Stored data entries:
+---+

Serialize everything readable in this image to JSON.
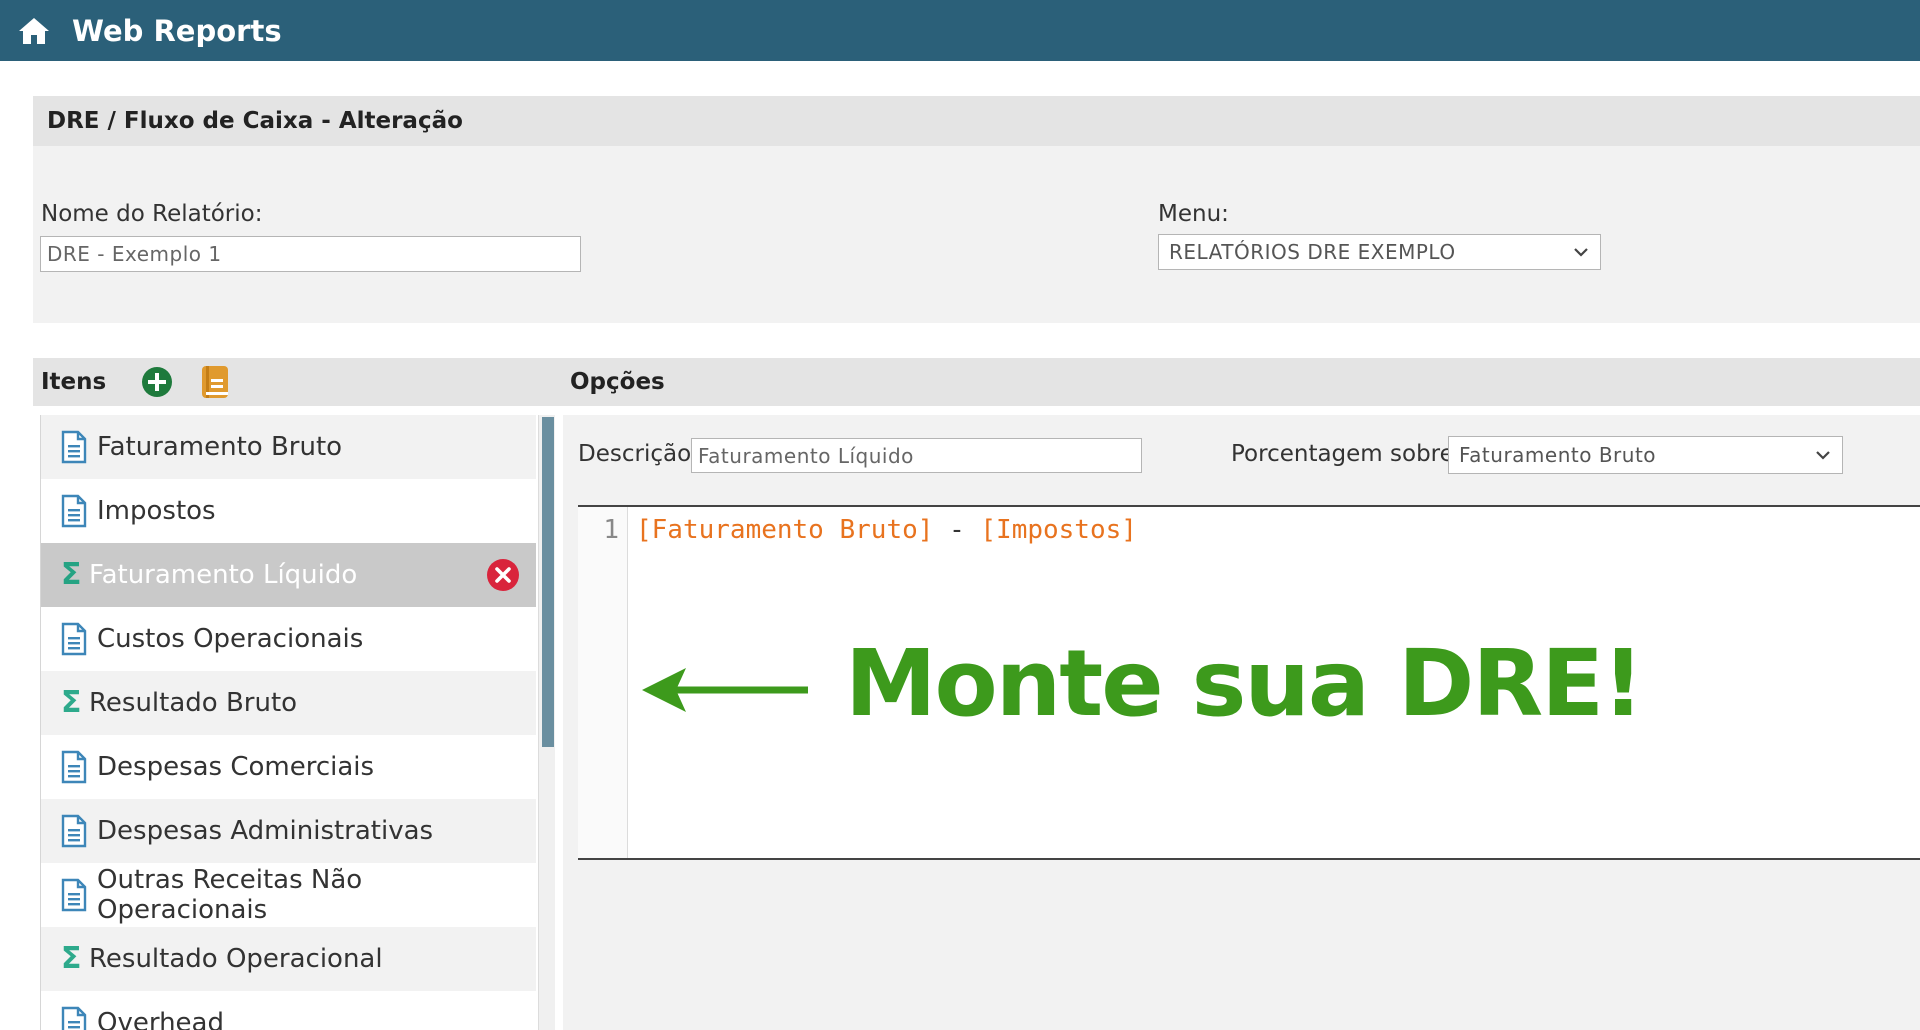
{
  "app": {
    "title": "Web Reports"
  },
  "form": {
    "header_title": "DRE / Fluxo de Caixa - Alteração",
    "report_name_label": "Nome do Relatório:",
    "report_name_value": "DRE - Exemplo 1",
    "menu_label": "Menu:",
    "menu_value": "RELATÓRIOS DRE EXEMPLO"
  },
  "items_panel": {
    "title": "Itens",
    "items": [
      {
        "label": "Faturamento Bruto",
        "icon": "document-icon"
      },
      {
        "label": "Impostos",
        "icon": "document-icon"
      },
      {
        "label": "Faturamento Líquido",
        "icon": "sigma-icon",
        "selected": true
      },
      {
        "label": "Custos Operacionais",
        "icon": "document-icon"
      },
      {
        "label": "Resultado Bruto",
        "icon": "sigma-icon"
      },
      {
        "label": "Despesas Comerciais",
        "icon": "document-icon"
      },
      {
        "label": "Despesas Administrativas",
        "icon": "document-icon"
      },
      {
        "label": "Outras Receitas Não Operacionais",
        "icon": "document-icon"
      },
      {
        "label": "Resultado Operacional",
        "icon": "sigma-icon"
      },
      {
        "label": "Overhead",
        "icon": "document-icon"
      }
    ]
  },
  "options_panel": {
    "title": "Opções",
    "description_label": "Descrição:",
    "description_value": "Faturamento Líquido",
    "percentage_label": "Porcentagem sobre:",
    "percentage_value": "Faturamento Bruto"
  },
  "editor": {
    "line_number": "1",
    "ref1": "[Faturamento Bruto]",
    "operator": " - ",
    "ref2": "[Impostos]"
  },
  "callout": {
    "text": "Monte sua DRE!"
  },
  "colors": {
    "topbar": "#2b6079",
    "callout": "#3d9a1c",
    "formula_reference": "#e8731f",
    "sigma": "#2eaa8c",
    "remove": "#d9243c",
    "add": "#1e7a3c",
    "book": "#e09a2e"
  }
}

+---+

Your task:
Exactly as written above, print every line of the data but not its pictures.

Exercise response:
Serialize everything readable in this image to JSON.
{
  "app": {
    "title": "Web Reports"
  },
  "form": {
    "header_title": "DRE / Fluxo de Caixa - Alteração",
    "report_name_label": "Nome do Relatório:",
    "report_name_value": "DRE - Exemplo 1",
    "menu_label": "Menu:",
    "menu_value": "RELATÓRIOS DRE EXEMPLO"
  },
  "items_panel": {
    "title": "Itens",
    "items": [
      {
        "label": "Faturamento Bruto",
        "icon": "document-icon"
      },
      {
        "label": "Impostos",
        "icon": "document-icon"
      },
      {
        "label": "Faturamento Líquido",
        "icon": "sigma-icon",
        "selected": true
      },
      {
        "label": "Custos Operacionais",
        "icon": "document-icon"
      },
      {
        "label": "Resultado Bruto",
        "icon": "sigma-icon"
      },
      {
        "label": "Despesas Comerciais",
        "icon": "document-icon"
      },
      {
        "label": "Despesas Administrativas",
        "icon": "document-icon"
      },
      {
        "label": "Outras Receitas Não Operacionais",
        "icon": "document-icon"
      },
      {
        "label": "Resultado Operacional",
        "icon": "sigma-icon"
      },
      {
        "label": "Overhead",
        "icon": "document-icon"
      }
    ]
  },
  "options_panel": {
    "title": "Opções",
    "description_label": "Descrição:",
    "description_value": "Faturamento Líquido",
    "percentage_label": "Porcentagem sobre:",
    "percentage_value": "Faturamento Bruto"
  },
  "editor": {
    "line_number": "1",
    "ref1": "[Faturamento Bruto]",
    "operator": " - ",
    "ref2": "[Impostos]"
  },
  "callout": {
    "text": "Monte sua DRE!"
  },
  "colors": {
    "topbar": "#2b6079",
    "callout": "#3d9a1c",
    "formula_reference": "#e8731f",
    "sigma": "#2eaa8c",
    "remove": "#d9243c",
    "add": "#1e7a3c",
    "book": "#e09a2e"
  }
}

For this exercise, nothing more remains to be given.